#### [Exercise directions]
How many lines in the records below contain the word "icon"? State that number and nothing more.

[Data section]

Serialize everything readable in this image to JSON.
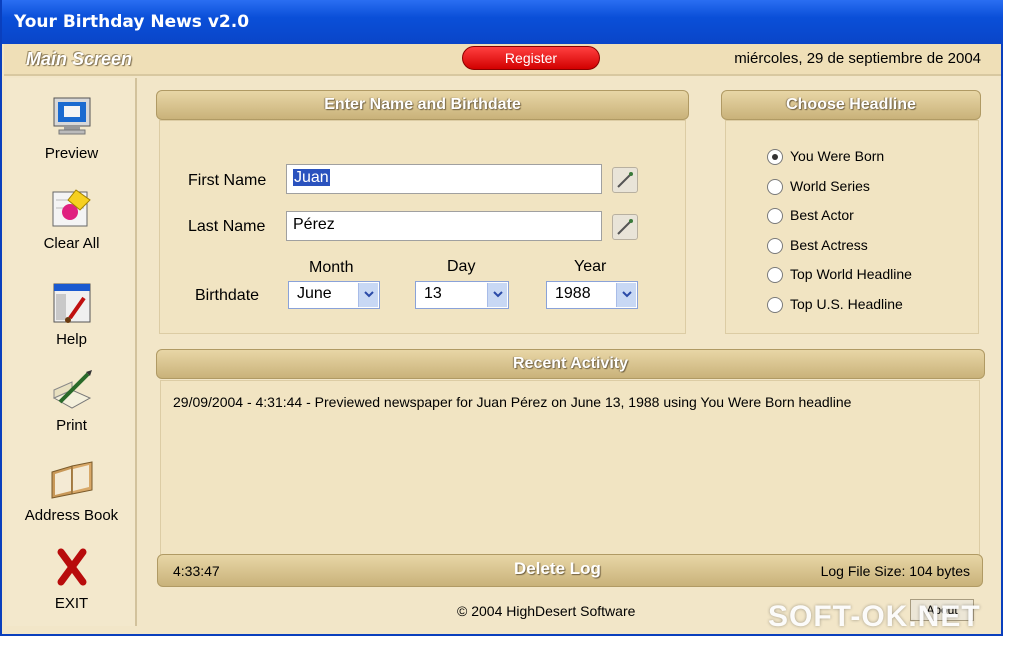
{
  "window": {
    "title": "Your Birthday News v2.0"
  },
  "statusbar": {
    "screen_name": "Main Screen",
    "register_label": "Register",
    "date": "miércoles, 29 de septiembre de 2004"
  },
  "sidebar": {
    "items": [
      {
        "label": "Preview",
        "icon": "monitor-icon"
      },
      {
        "label": "Clear All",
        "icon": "eraser-icon"
      },
      {
        "label": "Help",
        "icon": "help-icon"
      },
      {
        "label": "Print",
        "icon": "print-icon"
      },
      {
        "label": "Address Book",
        "icon": "address-book-icon"
      },
      {
        "label": "EXIT",
        "icon": "exit-x-icon"
      }
    ]
  },
  "name_panel": {
    "header": "Enter Name and Birthdate",
    "first_name_label": "First Name",
    "first_name_value": "Juan",
    "last_name_label": "Last Name",
    "last_name_value": "Pérez",
    "birthdate_label": "Birthdate",
    "month_label": "Month",
    "day_label": "Day",
    "year_label": "Year",
    "month_value": "June",
    "day_value": "13",
    "year_value": "1988"
  },
  "headline_panel": {
    "header": "Choose Headline",
    "options": [
      {
        "label": "You Were Born",
        "selected": true
      },
      {
        "label": "World Series",
        "selected": false
      },
      {
        "label": "Best Actor",
        "selected": false
      },
      {
        "label": "Best Actress",
        "selected": false
      },
      {
        "label": "Top World Headline",
        "selected": false
      },
      {
        "label": "Top U.S. Headline",
        "selected": false
      }
    ]
  },
  "activity": {
    "header": "Recent Activity",
    "entries": [
      "29/09/2004 - 4:31:44  - Previewed newspaper for Juan Pérez on June 13, 1988 using You Were Born headline"
    ],
    "time": "4:33:47",
    "delete_label": "Delete Log",
    "log_size": "Log File Size: 104 bytes"
  },
  "footer": {
    "copyright": "© 2004 HighDesert Software",
    "about_label": "About"
  },
  "watermark": "SOFT-OK.NET",
  "colors": {
    "titlebar": "#0a4fd8",
    "background": "#f2e6c8",
    "header_gold": "#c9b27a",
    "register_red": "#d20000"
  }
}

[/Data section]

#### [Response area]
6